Harvard University announced today that its endowment has joined Climate Action 100+, an investor-led initiative to ensure that the world’s largest corporate greenhouse gas emitters take steps to address climate change.
As a member of this global network, representing more than $34 trillion in combined assets, Harvard Management Company (HMC) will join other investors in direct engagement with companies that include more than 100 “systemically important emitters,” accounting for two-thirds of annual global industrial emissions. HMC plans to engage with oil and gas companies, utilities, and others to meet the Climate Action 100+ goals of curbing carbon emissions, strengthening climate-related financial disclosures, and improving corporate governance and risk management.
“Harvard has a critical role in tackling climate change, starting with the far-reaching efforts of our faculty, students, and staff to understand the impacts of climate change and to devise technologies and strategies that can accelerate the transition to cleaner, greener energy,” said Harvard President Larry Bacow. “In joining Climate Action 100+, we create another significant channel for engaging with companies around the imperative to adopt sustainable practices and reduce greenhouse gas emissions.”

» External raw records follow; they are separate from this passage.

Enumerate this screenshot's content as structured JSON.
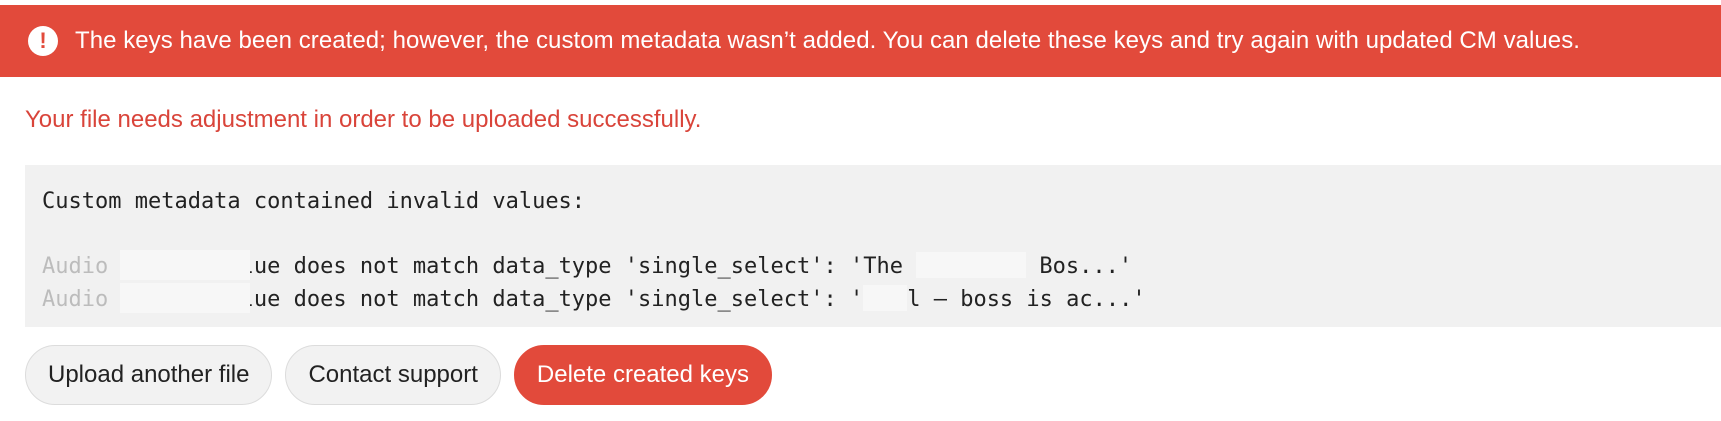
{
  "banner": {
    "icon": "exclamation-circle-icon",
    "message": "The keys have been created; however, the custom metadata wasn’t added. You can delete these keys and try again with updated CM values.",
    "background_color": "#e24a3b"
  },
  "error_title": "Your file needs adjustment in order to be uploaded successfully.",
  "code_block": {
    "header": "Custom metadata contained invalid values:",
    "lines": [
      {
        "prefix": "Audio State",
        "middle": ": value does not match data_type 'single_select': 'The ",
        "suffix": " Bos...'"
      },
      {
        "prefix": "Audio State",
        "middle": ": value does not match data_type 'single_select': '",
        "suffix": "l – boss is ac...'"
      }
    ]
  },
  "actions": {
    "upload_label": "Upload another file",
    "contact_label": "Contact support",
    "delete_label": "Delete created keys"
  }
}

In 2014, HMC developed its Sustainable Investing Policy, which expanded on investment stewardship efforts to include measures for environmental, social, and governance (ESG) considerations in investment decisions, as well as collaborations with asset managers and companies. That same year, Harvard’s endowment became the first in U.S. higher education to sign on to the United Nations-supported Principles for Responsible Investment. Since then, HMC has worked to address corporate climate lobbying, methane emissions, and ESG integration in the private-fund industry, among other issues.
Since 1972, Harvard has used proxy voting on shareholder resolutions as one avenue to address social and environmental issues facing publicly traded companies.
“Climate Change 100+ provides an opportunity for HMC to engage the University’s practical and research-driven expertise regarding climate change with a network of like-minded investors,” said Bill Lee, senior fellow of the Harvard Corporation and chair of the Corporation Committee on Shareholder Responsibility. “We are hopeful that, together with our partners in this important initiative, we can help catalyze measures to reduce greenhouse gas emissions of companies across the globe.”
The investors that signed on to Climate Action 100+ are engaging companies that have significant opportunities to drive the clean-energy transition and help achieve the goals of the 2016 Paris Agreement on climate change. The initial 100 companies listed by Climate Action 100+ as systemically important emitters were identified using reported data and greenhouse gas emissions modeling from CDP (formerly known as the Carbon Disclosure Project). Climate Action 100+ released its initial list of 100 companies in 2017 and added 61 more to the list last year, with input from investor signatories.
“For the past five years, we’ve seen firsthand from our collaborations through the Principles for Responsible Investment — on issues such as climate change lobbying and methane gas emissions — that engaging directly with corporations can affect significant positive change in their operations,” said Kate Murtagh, managing director for sustainable investing at HMC. “My colleagues and I are excited to expand our efforts by joining this committed group of investors in Climate Action 100+.”
Earlier this month, Bacow wrote in Harvard Magazine about the University’s ongoing commitment to confronting climate change by continuing to drive advances in research, sustainability, and purposeful engagement with others.
“We must meet a perennial Harvard challenge: not just multiplying our distributed efforts but finding ways to connect and amplify them,” wrote Bacow. “We must be a willing partner and active convener in the search for solutions. The stakes are too high, and the need for cooperative effort too great, for us not to engage others in forging pathways forward.”